Does it match what you’re looking for?

Does it inspire you?

Did the coach ask you what you want to accomplish as well as what you see is in your way?

Did they listen to you? Do you feel you’ve been fully heard? Fully gotten?

Could you tell this person anything without holding back?

Did they offer to give you answers and advice? If yes, you may want to move on.

Do they offer to guide you to discover for yourself the answers you seek? This is much more useful. If yes, keep going.

Do you like them?

Did you have a sense they liked you?

Will the work with them be enjoyable?

In the interview, did you discuss what’s really important to you?

Are you open to being coached by this person? Can you trust them?

Will they give you references? Others they have coached who’d be willing to talk with you?

And lastly, and importantly, what does the coach promise? What are they going to be accountable for?

Do the above review for each interview.

Let the answers and the experience of the conversations sit with you for a day or two.

Stage Five:
Now you are ready to make your choice!

You have built a strong foundation for a good fit and effective partnership with the executive coach of your choice.

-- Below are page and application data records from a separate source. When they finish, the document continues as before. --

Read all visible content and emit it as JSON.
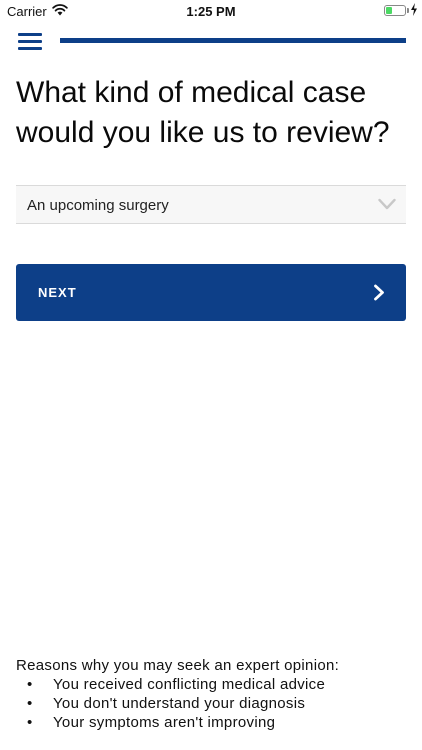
{
  "status_bar": {
    "carrier": "Carrier",
    "time": "1:25 PM",
    "battery_level": 0.4,
    "battery_color": "#4cd964"
  },
  "header": {
    "menu_icon": "hamburger-menu-icon",
    "progress_fraction": 1.0,
    "accent_color": "#0d3f88"
  },
  "page": {
    "title": "What kind of medical case would you like us to review?"
  },
  "case_type_select": {
    "selected_value": "An upcoming surgery",
    "icon": "chevron-down-icon"
  },
  "next_button": {
    "label": "NEXT",
    "icon": "chevron-right-icon"
  },
  "reasons": {
    "intro": "Reasons why you may seek an expert opinion:",
    "bullet": "•",
    "items": [
      "You received conflicting medical advice",
      "You don't understand your diagnosis",
      "Your symptoms aren't improving"
    ]
  }
}
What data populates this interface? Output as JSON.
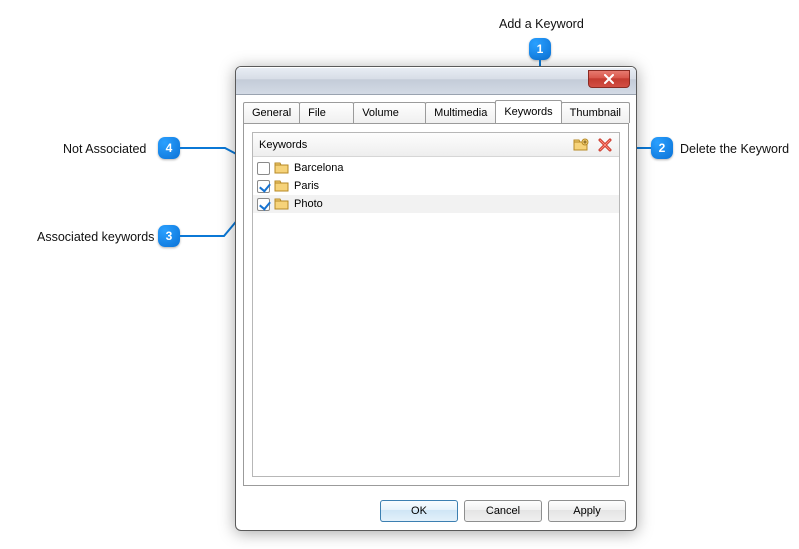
{
  "annotations": {
    "add": {
      "label": "Add a Keyword",
      "num": "1"
    },
    "delete": {
      "label": "Delete the Keyword",
      "num": "2"
    },
    "notAssoc": {
      "label": "Not Associated",
      "num": "4"
    },
    "assoc": {
      "label": "Associated keywords",
      "num": "3"
    }
  },
  "tabs": {
    "general": "General",
    "fileinfo": "File Info",
    "volumeinfo": "Volume Info",
    "multimedia": "Multimedia",
    "keywords": "Keywords",
    "thumbnail": "Thumbnail"
  },
  "panel": {
    "title": "Keywords"
  },
  "keywords": {
    "item0": {
      "label": "Barcelona"
    },
    "item1": {
      "label": "Paris"
    },
    "item2": {
      "label": "Photo"
    }
  },
  "buttons": {
    "ok": "OK",
    "cancel": "Cancel",
    "apply": "Apply"
  }
}
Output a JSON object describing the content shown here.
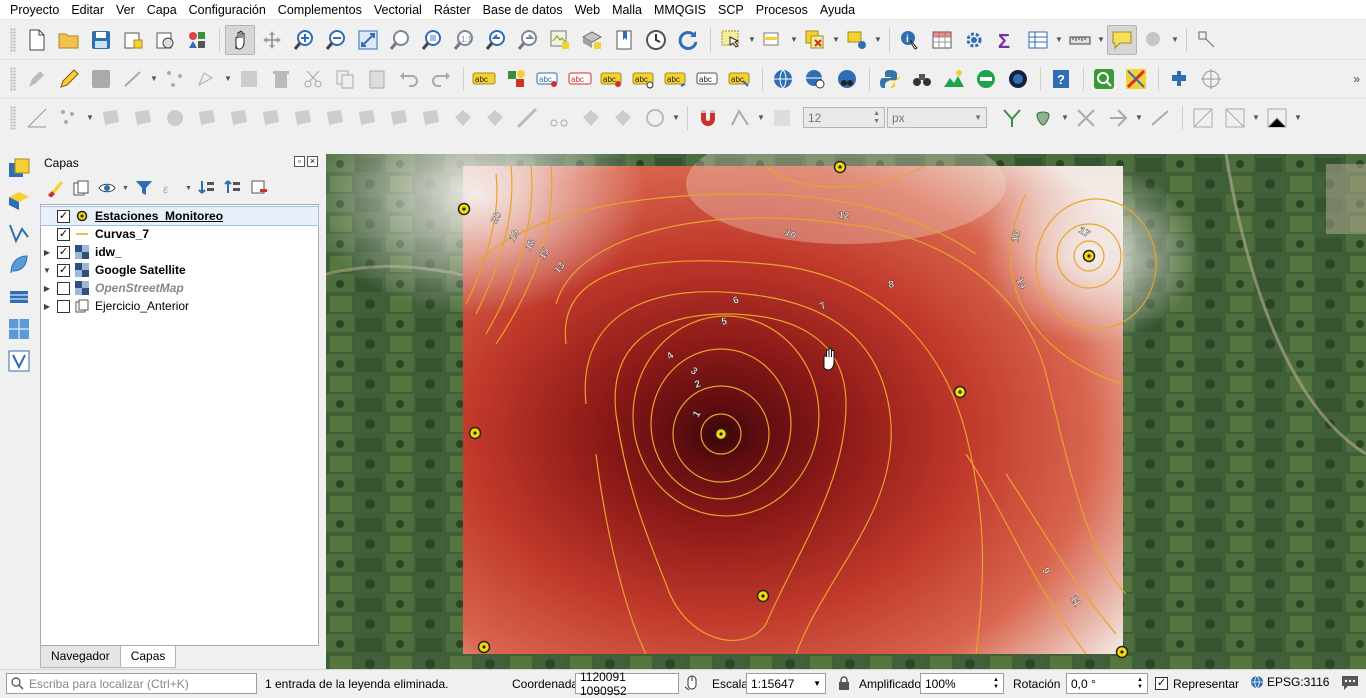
{
  "menu": [
    "Proyecto",
    "Editar",
    "Ver",
    "Capa",
    "Configuración",
    "Complementos",
    "Vectorial",
    "Ráster",
    "Base de datos",
    "Web",
    "Malla",
    "MMQGIS",
    "SCP",
    "Procesos",
    "Ayuda"
  ],
  "toolbar3": {
    "size_value": "12",
    "unit_value": "px"
  },
  "panel": {
    "title": "Capas",
    "layers": [
      {
        "name": "Estaciones_Monitoreo",
        "checked": true,
        "expandable": false,
        "icon": "point-layer-icon"
      },
      {
        "name": "Curvas_7",
        "checked": true,
        "expandable": false,
        "icon": "line-layer-icon"
      },
      {
        "name": "idw_",
        "checked": true,
        "expandable": true,
        "icon": "raster-layer-icon"
      },
      {
        "name": "Google Satellite",
        "checked": true,
        "expandable": true,
        "icon": "raster-layer-icon"
      },
      {
        "name": "OpenStreetMap",
        "checked": false,
        "expandable": true,
        "icon": "raster-layer-icon"
      },
      {
        "name": "Ejercicio_Anterior",
        "checked": false,
        "expandable": true,
        "icon": "group-icon"
      }
    ],
    "tabs": [
      "Navegador",
      "Capas"
    ],
    "active_tab": "Capas"
  },
  "map": {
    "contour_labels": [
      "20",
      "19",
      "18",
      "15",
      "13",
      "12",
      "10",
      "8",
      "7",
      "6",
      "5",
      "4",
      "3",
      "2",
      "1",
      "16",
      "17",
      "14",
      "9",
      "11"
    ],
    "colors": {
      "idw_low": "#5e0d10",
      "idw_mid": "#c0392b",
      "idw_high": "#f2e8e2",
      "contour": "#e8a32a",
      "station_fill": "#f5d90a"
    }
  },
  "status": {
    "locator_placeholder": "Escriba para localizar (Ctrl+K)",
    "message": "1 entrada de la leyenda eliminada.",
    "coord_label": "Coordenada",
    "coord_value": "1120091  1090952",
    "scale_label": "Escala",
    "scale_value": "1:15647",
    "magnifier_label": "Amplificador",
    "magnifier_value": "100%",
    "rotation_label": "Rotación",
    "rotation_value": "0,0 °",
    "render_label": "Representar",
    "crs": "EPSG:3116"
  }
}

Pick someone who resonates with you, who inspires you, and with whom you feel you can partner to accomplish what you care about.

• • •

If you’d like to interview me as one of your four, it would be my honor. And… remember to ask me abut my model which is “Transformational Coaching. ” It may surprise you what this makes possible for you.

Simply click the appointment form above right to get started.
• • • • • •

“Working with a coach shows strength, stature, and commitment…
You have something you want to accomplish or strengthen that will require you to grow and develop yourself.
When you seek a partner to achieve this, it shows you have a hunger for making something big happen.”
— Barry Pogorel

https://www.linkedin.com/in/barry-pogorel/